Although Indonesia’s political system has been dominated by a single party since the early nineties, there has been a wide spectrum of political parties. Most parties have a largely liberal or centrist agenda. However, many parties have a distinctly Islamic orientation. The most pluralistic party in Indonesia, the Indonesian Democratic Party of Struggle, attracts support from a variety of groups, including religious minorities and secular and syncretic Muslims. The Islamist parties are more conservative, and include the Prosperous Justice Party (PKR), the United Development Party (PDH), and the National Mandate Party (PAKP).

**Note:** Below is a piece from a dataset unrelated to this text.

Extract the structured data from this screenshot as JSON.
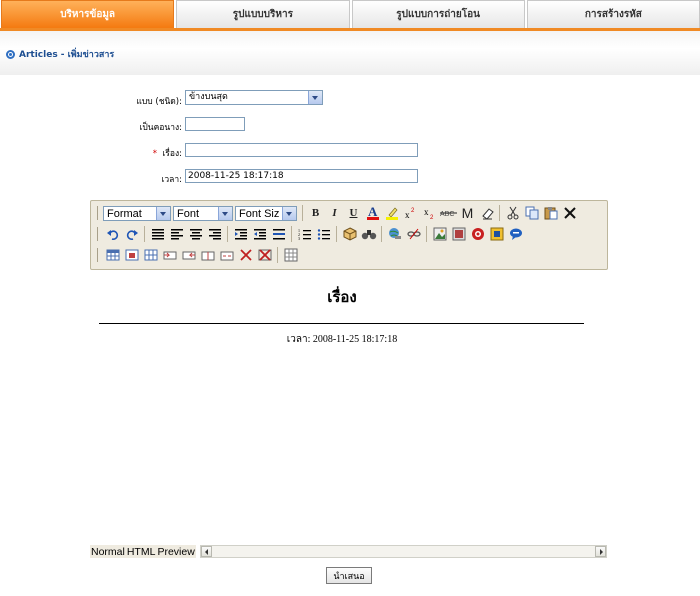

While the effectiveness of democratic institutions varies considerably from country to country, the emergence of a strong populist leader can trigger unrest. In this situation, Indonesians must rethink their ideas about democracy. And despite rhetorical support, communal violence in Indonesia remains low, even though it was high in the 1940s, the 1960s, and the 1990s. But despite the political turmoil, Indonesia has made significant strides towards democratization.
After the 1965 coup attempt, the New Order gained popular support. It sought to isolate Indonesia from the problems that afflicted the country since its independence. The new order sought to maintain economic development and political order while removing mass participation in the political process. The New Order’s approach to democracy was controversial. Nonetheless, it was widely accepted by the Indonesian people. The reforms in Indonesia made democracy a viable option in Indonesia.
In 2018, a poll showed that 13% of Muslims in Indonesia planned to vote for the Islamic Defenders Front, which was banned from elections in 2020. The exclusion of these radical Islamists from the party system hides pockets of opposition against the existing order. The Islamic Defenders Front is a classic example of this. And the Indonesian government should be proud of this fact. It is not just a political problem, but also an issue of civil liberties.
In November, Indonesians voted for local leaders. President Joko ‘Jokowi’ Widodo proclaimed a public holiday to conduct the elections. Voter turnout was high, with more than 40 million people voting. A controversial blasphemy case involving one of the candidates heightened racial and religious tensions. This case is often interpreted as a symptom of growing intolerance and anti-democratic Islamist politics, but it did not change the outcome of elections.